Growing up we had a Persian cat named Mittens.
My mother (the nurse) allowed Mittens to breed every now and then so my brother and I could watch the birth of kittens. I think this was some sort of sick effort on her part to make sure we never had sex. We then were made to care for the kittens before selling them or giving them away to a good home.
I hated the last part, since I felt we should just be able to keep them all.
One of those times, Mittens had a new batch of kittens that were housed in a 5-foot bin in the garage. My father built them a special home so they couldn’t get out unless someone was there to watch over them. My father built the bin in such a way that Mittens could climb out, but the kittens remained there unless we removed them.
They were about four weeks old at this point.
During this same period, my mother and father temporarily gave up use of the garage for my brother and his friends to build their massive train city. About once a year they would gather their train tracks to our garage and set up this huge landscape of train tracks, stations, houses, trees, cars, dirt and about 5,000 army men.
They spent weeks getting their landscape perfect. They would then plan a date for when they would destroy it in one big pretend battle scene from World War II.
This particular week my brother was on restriction for hanging my dolls by their necks in my bedroom. He used to love to torture me by messing with my dolls.
He was number one on my “people to get even with” short list.
When he wasn’t doing all the chores assigned to him for his restriction, he was putting the finishing touches on the landscape in the garage for the battle day with his friends. He had a plan for the Saturday after he was let off restriction to gather his friends and bring them back to do battle. He had been looking forward to it for weeks.
I didn’t have much time to get even.
Don’t ask me where my mother and father were at this time, because I have no idea. But one day I quietly moved passed the kitchen like a lion stalking her prey. With the precision of a bank robber, I slowly opened the back door to sneak into the garage. Every inch of the floor was covered with cars, trucks, trees, rocks, dirt, train tracks, bridges, and a long 6 foot train set sitting ready at the station.
It was perfection.

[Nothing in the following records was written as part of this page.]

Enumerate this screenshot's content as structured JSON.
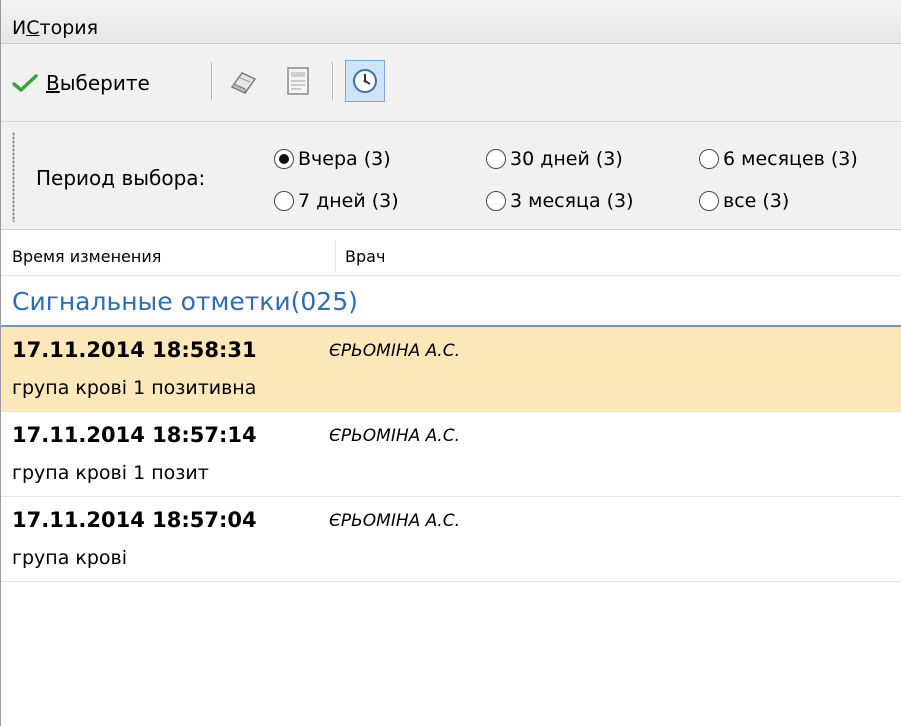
{
  "window": {
    "title_underlined": "С",
    "title_pre": "И",
    "title_post": "тория"
  },
  "toolbar": {
    "select_underlined": "В",
    "select_rest": "ыберите",
    "icons": [
      "checkmark-icon",
      "eraser-icon",
      "document-icon",
      "clock-icon"
    ]
  },
  "period": {
    "label": "Период выбора:",
    "options": [
      {
        "label": "Вчера (3)",
        "checked": true
      },
      {
        "label": "30 дней (3)",
        "checked": false
      },
      {
        "label": "6 месяцев (3)",
        "checked": false
      },
      {
        "label": "7 дней (3)",
        "checked": false
      },
      {
        "label": "3 месяца (3)",
        "checked": false
      },
      {
        "label": "все (3)",
        "checked": false
      }
    ]
  },
  "table": {
    "columns": [
      "Время изменения",
      "Врач"
    ],
    "group": "Сигнальные отметки(025)",
    "records": [
      {
        "datetime": "17.11.2014 18:58:31",
        "doctor": "ЄРЬОМІНА А.С.",
        "text": "група крові 1 позитивна",
        "selected": true
      },
      {
        "datetime": "17.11.2014 18:57:14",
        "doctor": "ЄРЬОМІНА А.С.",
        "text": "група крові 1 позит",
        "selected": false
      },
      {
        "datetime": "17.11.2014 18:57:04",
        "doctor": "ЄРЬОМІНА А.С.",
        "text": "група крові",
        "selected": false
      }
    ]
  },
  "colors": {
    "selected_row": "#fbe7b8",
    "group_title": "#2c6db5",
    "checkmark": "#3aa33a"
  }
}
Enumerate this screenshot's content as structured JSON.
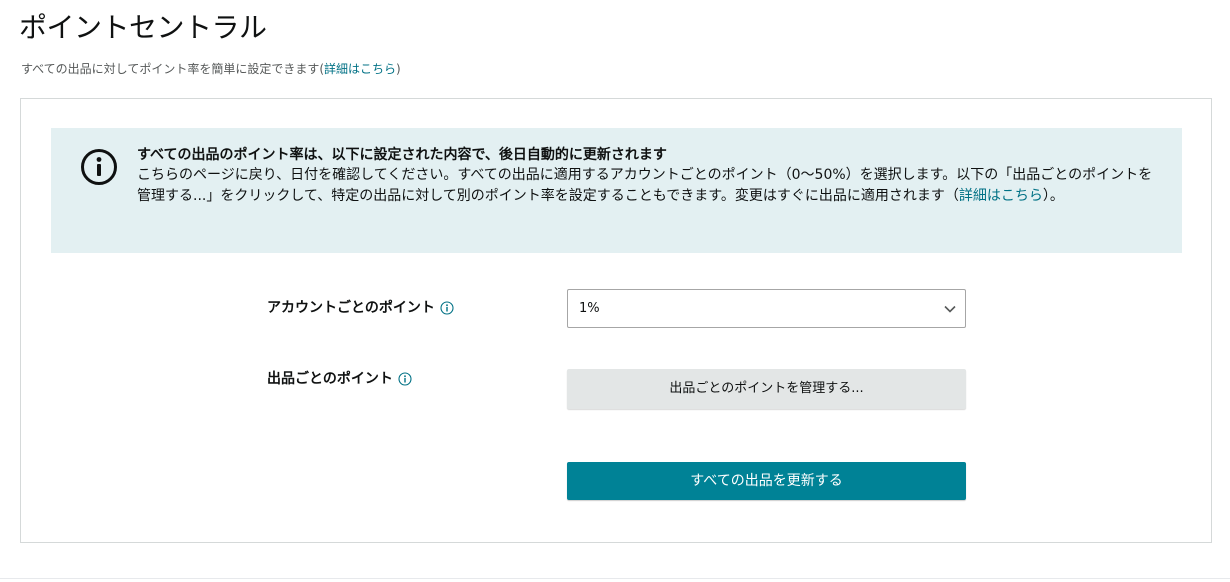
{
  "header": {
    "title": "ポイントセントラル",
    "subtitle_prefix": "すべての出品に対してポイント率を簡単に設定できます(",
    "subtitle_link": "詳細はこちら",
    "subtitle_suffix": ")"
  },
  "alert": {
    "icon": "info-circle-icon",
    "title": "すべての出品のポイント率は、以下に設定された内容で、後日自動的に更新されます",
    "body": "こちらのページに戻り、日付を確認してください。すべての出品に適用するアカウントごとのポイント（0〜50%）を選択します。以下の「出品ごとのポイントを管理する...」をクリックして、特定の出品に対して別のポイント率を設定することもできます。変更はすぐに出品に適用されます（",
    "body_link": "詳細はこちら",
    "body_suffix": "）。"
  },
  "account_points": {
    "label": "アカウントごとのポイント",
    "selected_value": "1%"
  },
  "listing_points": {
    "label": "出品ごとのポイント",
    "manage_button_label": "出品ごとのポイントを管理する..."
  },
  "update_button_label": "すべての出品を更新する",
  "colors": {
    "primary": "#008296",
    "alert_background": "#e3f0f2",
    "link": "#007185"
  }
}
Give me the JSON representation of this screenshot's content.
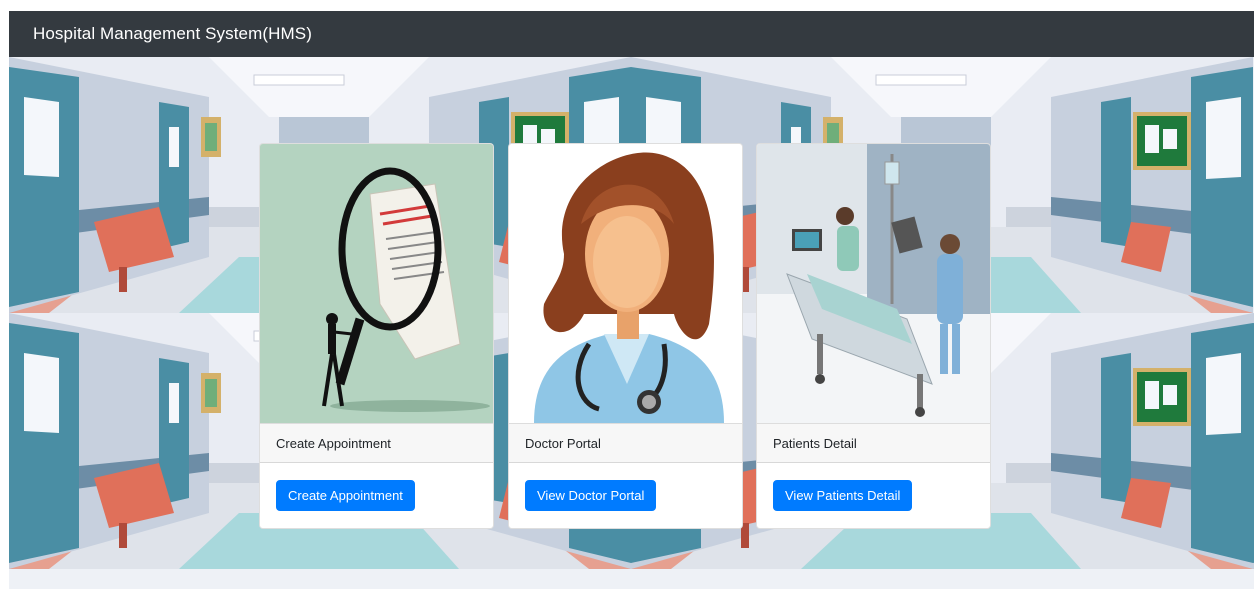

In the background I can hear the tiny quiet meows of eight furry, fluffy kittens. I maneuver my way over to the bin and push an old chair up against the high wall. I stand on the chair and reach over to scoop up one kitten at a time, and then I gently release each them on the floor of the garage. Now mind you, the garage door is closed.
Shortly, all eight kittens are out of the bin. As I slowly exit back into the house, I turn to view the kittens. One was already sitting on a train, another had a tree in her mouth, and a third was beginning to bat at a line of soldiers, scattering them across the floor under my father’s work bench.
I crept back into the house un-noticed.
About two hours later there was all this yelling in the garage. My brother was having a fit over the fact the kittens somehow got out of the bin. I guess they did a pretty good job at destroying his train country. I never went to look, as I was afraid I would some how give away the fact that it was me who let them out.
My mother and father scratched their heads trying to figure out how the kittens were able to get out of such a tall box.
I never told my part of this story until we were well into our 30s.
You should never mess with a redhead.
Today a friend sent me a link to the following YouTube video:
Yep. This is how boys are when you trust them with your stuff.
You men never change.
Until next time –